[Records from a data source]
——————

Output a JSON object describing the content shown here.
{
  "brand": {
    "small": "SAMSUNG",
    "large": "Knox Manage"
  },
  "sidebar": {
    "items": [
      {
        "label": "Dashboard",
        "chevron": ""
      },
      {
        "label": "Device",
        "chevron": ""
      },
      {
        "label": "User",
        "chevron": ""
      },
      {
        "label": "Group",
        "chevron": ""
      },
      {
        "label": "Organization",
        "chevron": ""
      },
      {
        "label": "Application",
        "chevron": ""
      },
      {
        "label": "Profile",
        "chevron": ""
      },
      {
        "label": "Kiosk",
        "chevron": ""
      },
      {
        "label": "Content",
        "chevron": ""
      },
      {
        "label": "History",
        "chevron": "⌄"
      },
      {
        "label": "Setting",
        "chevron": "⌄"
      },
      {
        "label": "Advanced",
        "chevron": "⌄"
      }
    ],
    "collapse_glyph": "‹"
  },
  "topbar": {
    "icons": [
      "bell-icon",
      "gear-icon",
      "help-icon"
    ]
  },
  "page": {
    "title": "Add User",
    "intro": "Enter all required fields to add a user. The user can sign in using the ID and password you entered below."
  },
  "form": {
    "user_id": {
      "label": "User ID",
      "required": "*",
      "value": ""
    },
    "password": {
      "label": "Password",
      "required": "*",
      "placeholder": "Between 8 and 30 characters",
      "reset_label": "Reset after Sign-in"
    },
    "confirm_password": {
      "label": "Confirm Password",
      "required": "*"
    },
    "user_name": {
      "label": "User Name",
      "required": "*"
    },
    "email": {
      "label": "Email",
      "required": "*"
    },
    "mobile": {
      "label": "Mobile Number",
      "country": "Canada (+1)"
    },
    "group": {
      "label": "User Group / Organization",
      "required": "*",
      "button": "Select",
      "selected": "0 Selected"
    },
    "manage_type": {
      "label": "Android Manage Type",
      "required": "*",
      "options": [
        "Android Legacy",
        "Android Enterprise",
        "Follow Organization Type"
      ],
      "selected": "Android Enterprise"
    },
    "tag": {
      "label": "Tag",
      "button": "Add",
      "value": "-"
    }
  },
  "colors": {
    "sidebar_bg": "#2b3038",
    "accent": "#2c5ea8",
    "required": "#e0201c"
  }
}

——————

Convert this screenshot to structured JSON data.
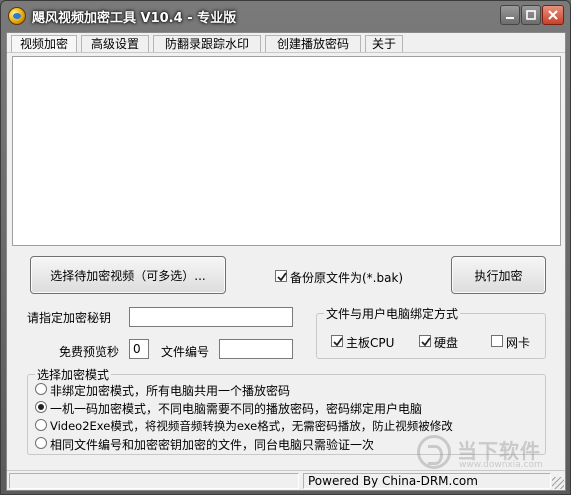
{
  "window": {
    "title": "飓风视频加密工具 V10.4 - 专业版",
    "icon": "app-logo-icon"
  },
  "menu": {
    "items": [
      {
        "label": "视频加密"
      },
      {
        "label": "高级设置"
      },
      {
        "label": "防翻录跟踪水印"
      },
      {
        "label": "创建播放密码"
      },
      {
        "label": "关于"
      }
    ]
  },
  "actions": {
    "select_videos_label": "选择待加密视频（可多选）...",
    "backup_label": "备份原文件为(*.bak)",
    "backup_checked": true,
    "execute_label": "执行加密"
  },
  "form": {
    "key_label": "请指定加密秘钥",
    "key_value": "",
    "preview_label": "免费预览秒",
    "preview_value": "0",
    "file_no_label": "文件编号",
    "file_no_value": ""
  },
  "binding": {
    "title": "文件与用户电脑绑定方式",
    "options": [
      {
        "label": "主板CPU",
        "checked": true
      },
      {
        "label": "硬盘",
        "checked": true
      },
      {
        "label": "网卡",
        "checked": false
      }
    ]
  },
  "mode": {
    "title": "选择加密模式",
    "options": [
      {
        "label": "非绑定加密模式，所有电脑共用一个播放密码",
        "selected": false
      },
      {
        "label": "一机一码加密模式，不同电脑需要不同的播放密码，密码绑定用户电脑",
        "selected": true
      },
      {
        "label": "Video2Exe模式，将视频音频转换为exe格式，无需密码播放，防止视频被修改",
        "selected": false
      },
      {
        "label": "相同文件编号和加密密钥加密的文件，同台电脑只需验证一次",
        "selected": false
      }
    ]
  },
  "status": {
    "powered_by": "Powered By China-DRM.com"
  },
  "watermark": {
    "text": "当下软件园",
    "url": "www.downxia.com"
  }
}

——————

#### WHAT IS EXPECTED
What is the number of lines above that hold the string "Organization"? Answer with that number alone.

#### RESPONSE BELOW
3